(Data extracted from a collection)
--- START ---

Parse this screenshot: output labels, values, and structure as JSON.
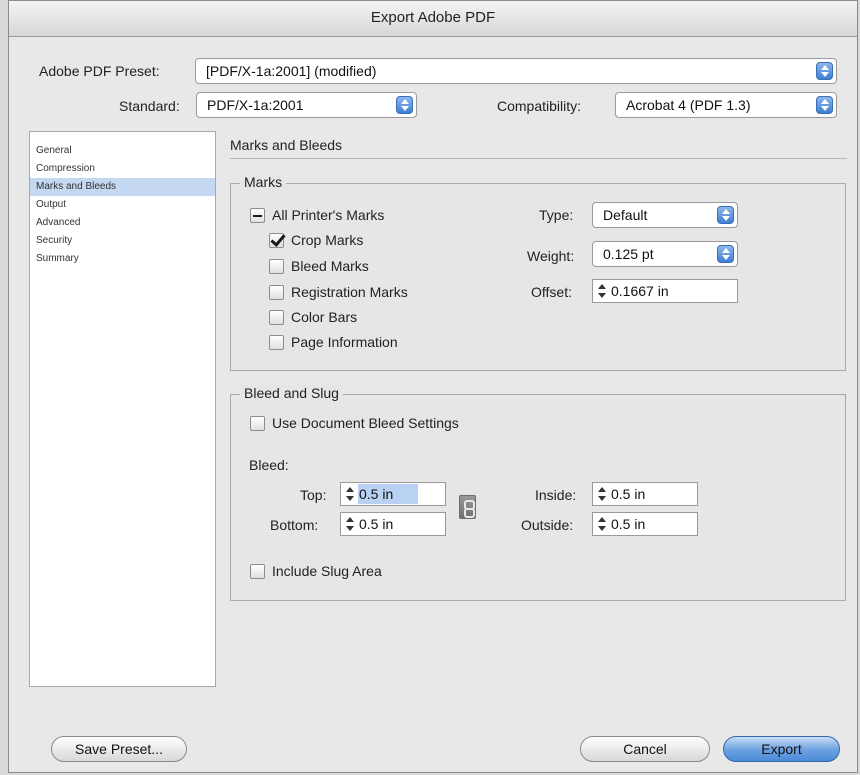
{
  "window": {
    "title": "Export Adobe PDF"
  },
  "preset": {
    "label": "Adobe PDF Preset:",
    "value": "[PDF/X-1a:2001] (modified)"
  },
  "standard": {
    "label": "Standard:",
    "value": "PDF/X-1a:2001"
  },
  "compatibility": {
    "label": "Compatibility:",
    "value": "Acrobat 4 (PDF 1.3)"
  },
  "sidebar": {
    "items": [
      {
        "label": "General",
        "selected": false
      },
      {
        "label": "Compression",
        "selected": false
      },
      {
        "label": "Marks and Bleeds",
        "selected": true
      },
      {
        "label": "Output",
        "selected": false
      },
      {
        "label": "Advanced",
        "selected": false
      },
      {
        "label": "Security",
        "selected": false
      },
      {
        "label": "Summary",
        "selected": false
      }
    ]
  },
  "panel": {
    "title": "Marks and Bleeds"
  },
  "marks": {
    "group_label": "Marks",
    "all_printers_marks": {
      "label": "All Printer's Marks",
      "state": "mixed"
    },
    "crop_marks": {
      "label": "Crop Marks",
      "checked": true
    },
    "bleed_marks": {
      "label": "Bleed Marks",
      "checked": false
    },
    "registration_marks": {
      "label": "Registration Marks",
      "checked": false
    },
    "color_bars": {
      "label": "Color Bars",
      "checked": false
    },
    "page_information": {
      "label": "Page Information",
      "checked": false
    },
    "type": {
      "label": "Type:",
      "value": "Default"
    },
    "weight": {
      "label": "Weight:",
      "value": "0.125 pt"
    },
    "offset": {
      "label": "Offset:",
      "value": "0.1667 in"
    }
  },
  "bleed_slug": {
    "group_label": "Bleed and Slug",
    "use_document_bleed": {
      "label": "Use Document Bleed Settings",
      "checked": false
    },
    "bleed_label": "Bleed:",
    "top": {
      "label": "Top:",
      "value": "0.5 in"
    },
    "bottom": {
      "label": "Bottom:",
      "value": "0.5 in"
    },
    "inside": {
      "label": "Inside:",
      "value": "0.5 in"
    },
    "outside": {
      "label": "Outside:",
      "value": "0.5 in"
    },
    "include_slug": {
      "label": "Include Slug Area",
      "checked": false
    }
  },
  "buttons": {
    "save_preset": "Save Preset...",
    "cancel": "Cancel",
    "export": "Export"
  },
  "colors": {
    "accent": "#4d8bd8",
    "selection": "#c5d8f1"
  },
  "icons": {
    "popup_arrows": "up-down-arrows-icon",
    "stepper": "stepper-icon",
    "chain": "chain-link-icon"
  }
}
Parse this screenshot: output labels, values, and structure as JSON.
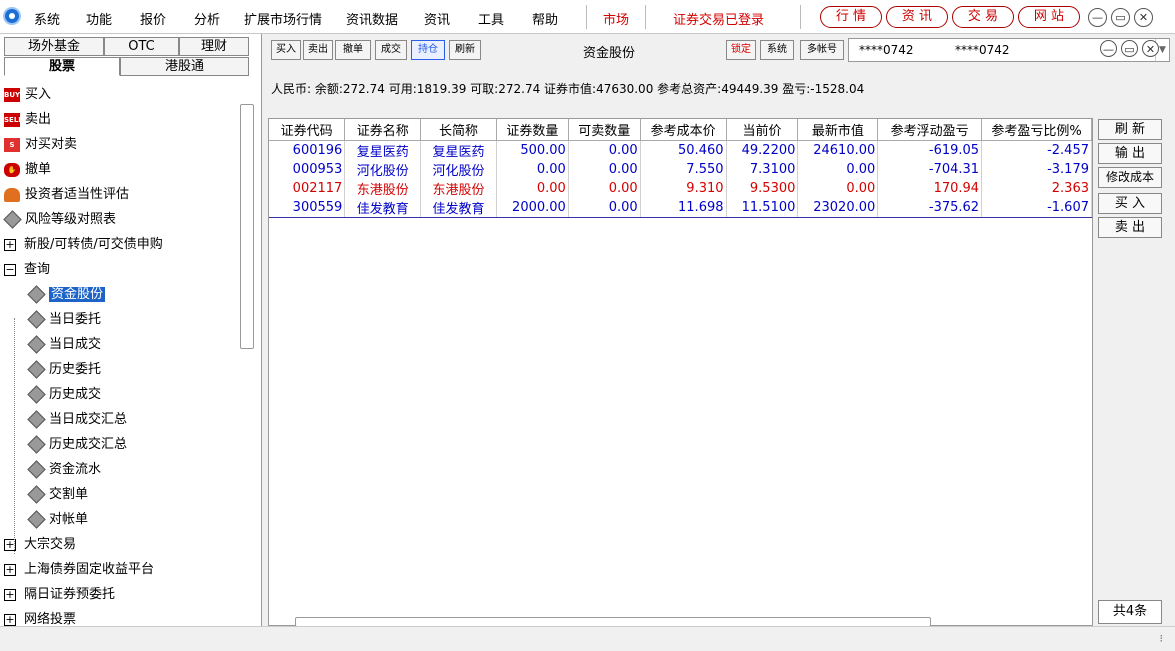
{
  "menubar": {
    "items": [
      "系统",
      "功能",
      "报价",
      "分析",
      "扩展市场行情",
      "资讯数据",
      "资讯",
      "工具",
      "帮助"
    ],
    "market": "市场",
    "login_status": "证券交易已登录",
    "pills": [
      "行 情",
      "资 讯",
      "交 易",
      "网 站"
    ]
  },
  "left_tabs": {
    "row1": [
      "场外基金",
      "OTC",
      "理财"
    ],
    "row2": [
      "股票",
      "港股通"
    ]
  },
  "tree": {
    "buy": "买入",
    "sell": "卖出",
    "buysell": "对买对卖",
    "cancel": "撤单",
    "assess": "投资者适当性评估",
    "risk": "风险等级对照表",
    "ipo": "新股/可转债/可交债申购",
    "query": "查询",
    "sub": [
      "资金股份",
      "当日委托",
      "当日成交",
      "历史委托",
      "历史成交",
      "当日成交汇总",
      "历史成交汇总",
      "资金流水",
      "交割单",
      "对帐单"
    ],
    "block": "大宗交易",
    "bond": "上海债券固定收益平台",
    "pre": "隔日证券预委托",
    "vote": "网络投票"
  },
  "toolbar": {
    "buttons": [
      "买入",
      "卖出",
      "撤单",
      "成交",
      "持仓",
      "刷新"
    ],
    "title": "资金股份",
    "lock": "锁定",
    "system": "系统",
    "multi": "多帐号",
    "acct1": "****0742",
    "acct2": "****0742"
  },
  "summary": "人民币: 余额:272.74  可用:1819.39  可取:272.74  证券市值:47630.00  参考总资产:49449.39  盈亏:-1528.04",
  "table": {
    "headers": [
      "证券代码",
      "证券名称",
      "长简称",
      "证券数量",
      "可卖数量",
      "参考成本价",
      "当前价",
      "最新市值",
      "参考浮动盈亏",
      "参考盈亏比例%"
    ],
    "rows": [
      [
        "600196",
        "复星医药",
        "复星医药",
        "500.00",
        "0.00",
        "50.460",
        "49.2200",
        "24610.00",
        "-619.05",
        "-2.457"
      ],
      [
        "000953",
        "河化股份",
        "河化股份",
        "0.00",
        "0.00",
        "7.550",
        "7.3100",
        "0.00",
        "-704.31",
        "-3.179"
      ],
      [
        "002117",
        "东港股份",
        "东港股份",
        "0.00",
        "0.00",
        "9.310",
        "9.5300",
        "0.00",
        "170.94",
        "2.363"
      ],
      [
        "300559",
        "佳发教育",
        "佳发教育",
        "2000.00",
        "0.00",
        "11.698",
        "11.5100",
        "23020.00",
        "-375.62",
        "-1.607"
      ]
    ]
  },
  "right_buttons": [
    "刷 新",
    "输 出",
    "修改成本",
    "买 入",
    "卖 出"
  ],
  "count": "共4条",
  "colors": {
    "blue": "#0000c8",
    "red": "#d40000",
    "select": "#1e64c8"
  }
}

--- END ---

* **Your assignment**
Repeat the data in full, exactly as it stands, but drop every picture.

* **Reply to the exercise**
Parse this screenshot: output labels, values, and structure as JSON.
{
  "window": {
    "title": "Export Adobe PDF"
  },
  "preset": {
    "label": "Adobe PDF Preset:",
    "value": "[PDF/X-1a:2001] (modified)"
  },
  "standard": {
    "label": "Standard:",
    "value": "PDF/X-1a:2001"
  },
  "compatibility": {
    "label": "Compatibility:",
    "value": "Acrobat 4 (PDF 1.3)"
  },
  "sidebar": {
    "items": [
      {
        "label": "General",
        "selected": false
      },
      {
        "label": "Compression",
        "selected": false
      },
      {
        "label": "Marks and Bleeds",
        "selected": true
      },
      {
        "label": "Output",
        "selected": false
      },
      {
        "label": "Advanced",
        "selected": false
      },
      {
        "label": "Security",
        "selected": false
      },
      {
        "label": "Summary",
        "selected": false
      }
    ]
  },
  "panel": {
    "title": "Marks and Bleeds"
  },
  "marks": {
    "group_label": "Marks",
    "all_printers_marks": {
      "label": "All Printer's Marks",
      "state": "mixed"
    },
    "crop_marks": {
      "label": "Crop Marks",
      "checked": true
    },
    "bleed_marks": {
      "label": "Bleed Marks",
      "checked": false
    },
    "registration_marks": {
      "label": "Registration Marks",
      "checked": false
    },
    "color_bars": {
      "label": "Color Bars",
      "checked": false
    },
    "page_information": {
      "label": "Page Information",
      "checked": false
    },
    "type": {
      "label": "Type:",
      "value": "Default"
    },
    "weight": {
      "label": "Weight:",
      "value": "0.125 pt"
    },
    "offset": {
      "label": "Offset:",
      "value": "0.1667 in"
    }
  },
  "bleed_slug": {
    "group_label": "Bleed and Slug",
    "use_document_bleed": {
      "label": "Use Document Bleed Settings",
      "checked": false
    },
    "bleed_label": "Bleed:",
    "top": {
      "label": "Top:",
      "value": "0.5 in"
    },
    "bottom": {
      "label": "Bottom:",
      "value": "0.5 in"
    },
    "inside": {
      "label": "Inside:",
      "value": "0.5 in"
    },
    "outside": {
      "label": "Outside:",
      "value": "0.5 in"
    },
    "include_slug": {
      "label": "Include Slug Area",
      "checked": false
    }
  },
  "buttons": {
    "save_preset": "Save Preset...",
    "cancel": "Cancel",
    "export": "Export"
  },
  "colors": {
    "accent": "#4d8bd8",
    "selection": "#c5d8f1"
  },
  "icons": {
    "popup_arrows": "up-down-arrows-icon",
    "stepper": "stepper-icon",
    "chain": "chain-link-icon"
  }
}
Parse this screenshot: output labels, values, and structure as JSON.
{
  "menubar": {
    "items": [
      "系统",
      "功能",
      "报价",
      "分析",
      "扩展市场行情",
      "资讯数据",
      "资讯",
      "工具",
      "帮助"
    ],
    "market": "市场",
    "login_status": "证券交易已登录",
    "pills": [
      "行 情",
      "资 讯",
      "交 易",
      "网 站"
    ]
  },
  "left_tabs": {
    "row1": [
      "场外基金",
      "OTC",
      "理财"
    ],
    "row2": [
      "股票",
      "港股通"
    ]
  },
  "tree": {
    "buy": "买入",
    "sell": "卖出",
    "buysell": "对买对卖",
    "cancel": "撤单",
    "assess": "投资者适当性评估",
    "risk": "风险等级对照表",
    "ipo": "新股/可转债/可交债申购",
    "query": "查询",
    "sub": [
      "资金股份",
      "当日委托",
      "当日成交",
      "历史委托",
      "历史成交",
      "当日成交汇总",
      "历史成交汇总",
      "资金流水",
      "交割单",
      "对帐单"
    ],
    "block": "大宗交易",
    "bond": "上海债券固定收益平台",
    "pre": "隔日证券预委托",
    "vote": "网络投票"
  },
  "toolbar": {
    "buttons": [
      "买入",
      "卖出",
      "撤单",
      "成交",
      "持仓",
      "刷新"
    ],
    "title": "资金股份",
    "lock": "锁定",
    "system": "系统",
    "multi": "多帐号",
    "acct1": "****0742",
    "acct2": "****0742"
  },
  "summary": "人民币: 余额:272.74  可用:1819.39  可取:272.74  证券市值:47630.00  参考总资产:49449.39  盈亏:-1528.04",
  "table": {
    "headers": [
      "证券代码",
      "证券名称",
      "长简称",
      "证券数量",
      "可卖数量",
      "参考成本价",
      "当前价",
      "最新市值",
      "参考浮动盈亏",
      "参考盈亏比例%"
    ],
    "rows": [
      [
        "600196",
        "复星医药",
        "复星医药",
        "500.00",
        "0.00",
        "50.460",
        "49.2200",
        "24610.00",
        "-619.05",
        "-2.457"
      ],
      [
        "000953",
        "河化股份",
        "河化股份",
        "0.00",
        "0.00",
        "7.550",
        "7.3100",
        "0.00",
        "-704.31",
        "-3.179"
      ],
      [
        "002117",
        "东港股份",
        "东港股份",
        "0.00",
        "0.00",
        "9.310",
        "9.5300",
        "0.00",
        "170.94",
        "2.363"
      ],
      [
        "300559",
        "佳发教育",
        "佳发教育",
        "2000.00",
        "0.00",
        "11.698",
        "11.5100",
        "23020.00",
        "-375.62",
        "-1.607"
      ]
    ]
  },
  "right_buttons": [
    "刷 新",
    "输 出",
    "修改成本",
    "买 入",
    "卖 出"
  ],
  "count": "共4条",
  "colors": {
    "blue": "#0000c8",
    "red": "#d40000",
    "select": "#1e64c8"
  }
}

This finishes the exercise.